=== Begin Enclosure ===

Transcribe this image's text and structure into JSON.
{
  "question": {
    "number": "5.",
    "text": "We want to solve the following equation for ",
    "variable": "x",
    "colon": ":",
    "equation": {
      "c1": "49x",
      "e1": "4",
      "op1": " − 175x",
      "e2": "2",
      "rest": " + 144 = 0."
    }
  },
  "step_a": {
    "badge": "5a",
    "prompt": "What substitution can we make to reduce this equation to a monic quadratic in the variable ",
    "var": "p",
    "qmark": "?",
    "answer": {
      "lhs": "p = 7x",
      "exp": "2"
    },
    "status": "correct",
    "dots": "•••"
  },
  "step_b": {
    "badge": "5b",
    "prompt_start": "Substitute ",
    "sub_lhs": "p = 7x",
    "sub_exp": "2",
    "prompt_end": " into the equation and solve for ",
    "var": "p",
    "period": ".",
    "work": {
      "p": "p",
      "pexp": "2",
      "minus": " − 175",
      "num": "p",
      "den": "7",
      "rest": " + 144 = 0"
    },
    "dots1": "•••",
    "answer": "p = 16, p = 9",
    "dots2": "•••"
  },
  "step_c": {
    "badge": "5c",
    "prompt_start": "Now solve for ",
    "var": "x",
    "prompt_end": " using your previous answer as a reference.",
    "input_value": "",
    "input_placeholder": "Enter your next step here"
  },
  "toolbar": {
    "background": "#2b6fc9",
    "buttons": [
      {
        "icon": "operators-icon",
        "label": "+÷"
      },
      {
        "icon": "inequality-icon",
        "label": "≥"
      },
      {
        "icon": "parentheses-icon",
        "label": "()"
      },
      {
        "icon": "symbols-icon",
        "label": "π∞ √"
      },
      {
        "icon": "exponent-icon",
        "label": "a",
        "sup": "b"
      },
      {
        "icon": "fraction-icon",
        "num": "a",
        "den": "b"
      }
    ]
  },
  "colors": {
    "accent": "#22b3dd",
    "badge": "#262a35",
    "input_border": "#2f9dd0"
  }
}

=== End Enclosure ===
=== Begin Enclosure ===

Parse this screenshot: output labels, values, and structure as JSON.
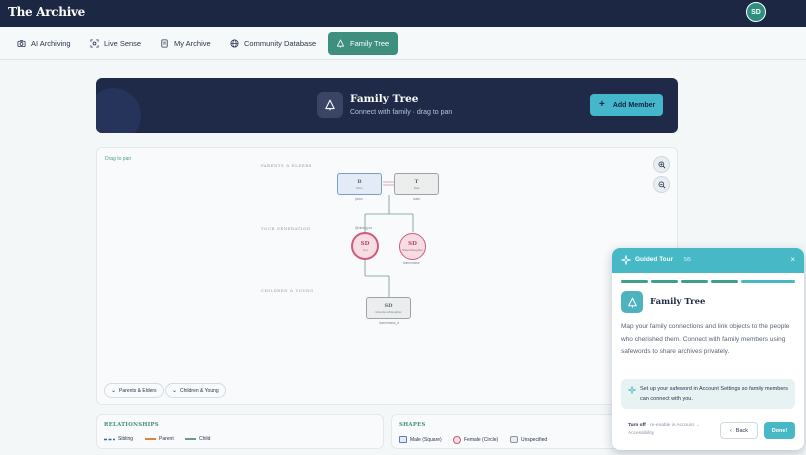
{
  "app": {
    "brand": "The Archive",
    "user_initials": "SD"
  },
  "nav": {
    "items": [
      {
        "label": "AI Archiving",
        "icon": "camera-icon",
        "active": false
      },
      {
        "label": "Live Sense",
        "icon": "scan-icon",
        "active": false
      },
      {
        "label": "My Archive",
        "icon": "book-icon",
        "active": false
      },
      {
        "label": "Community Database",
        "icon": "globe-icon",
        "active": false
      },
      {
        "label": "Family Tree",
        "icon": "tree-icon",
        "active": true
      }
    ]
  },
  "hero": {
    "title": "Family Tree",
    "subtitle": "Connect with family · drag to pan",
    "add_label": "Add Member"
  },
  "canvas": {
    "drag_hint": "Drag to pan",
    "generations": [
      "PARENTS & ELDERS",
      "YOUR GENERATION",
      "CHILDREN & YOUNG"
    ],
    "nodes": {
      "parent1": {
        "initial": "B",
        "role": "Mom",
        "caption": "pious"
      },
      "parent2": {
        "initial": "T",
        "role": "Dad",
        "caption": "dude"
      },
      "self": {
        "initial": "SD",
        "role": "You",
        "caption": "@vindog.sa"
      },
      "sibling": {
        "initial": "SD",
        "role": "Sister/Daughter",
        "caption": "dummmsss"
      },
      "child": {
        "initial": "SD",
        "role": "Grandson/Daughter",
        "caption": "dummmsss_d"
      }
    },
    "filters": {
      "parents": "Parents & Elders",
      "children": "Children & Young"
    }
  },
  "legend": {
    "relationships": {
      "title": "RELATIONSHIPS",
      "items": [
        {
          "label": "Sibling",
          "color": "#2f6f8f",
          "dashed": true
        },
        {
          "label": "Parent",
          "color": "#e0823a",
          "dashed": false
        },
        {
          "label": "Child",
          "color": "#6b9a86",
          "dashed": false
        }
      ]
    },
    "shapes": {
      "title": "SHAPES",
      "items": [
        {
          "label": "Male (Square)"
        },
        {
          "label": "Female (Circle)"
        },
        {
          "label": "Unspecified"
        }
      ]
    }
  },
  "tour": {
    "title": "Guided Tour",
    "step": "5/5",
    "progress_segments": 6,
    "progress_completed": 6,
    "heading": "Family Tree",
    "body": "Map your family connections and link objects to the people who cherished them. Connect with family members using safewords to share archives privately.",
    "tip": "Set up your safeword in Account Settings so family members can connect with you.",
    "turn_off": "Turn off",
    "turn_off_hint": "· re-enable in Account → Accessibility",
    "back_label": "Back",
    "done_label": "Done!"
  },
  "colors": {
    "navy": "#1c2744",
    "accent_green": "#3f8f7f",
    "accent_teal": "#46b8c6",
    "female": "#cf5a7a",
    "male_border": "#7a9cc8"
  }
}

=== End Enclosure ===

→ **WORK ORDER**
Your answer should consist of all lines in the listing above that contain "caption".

→ **TASK SOLUTION**
        "caption": "pious"
        "caption": "dude"
        "caption": "@vindog.sa"
        "caption": "dummmsss"
        "caption": "dummmsss_d"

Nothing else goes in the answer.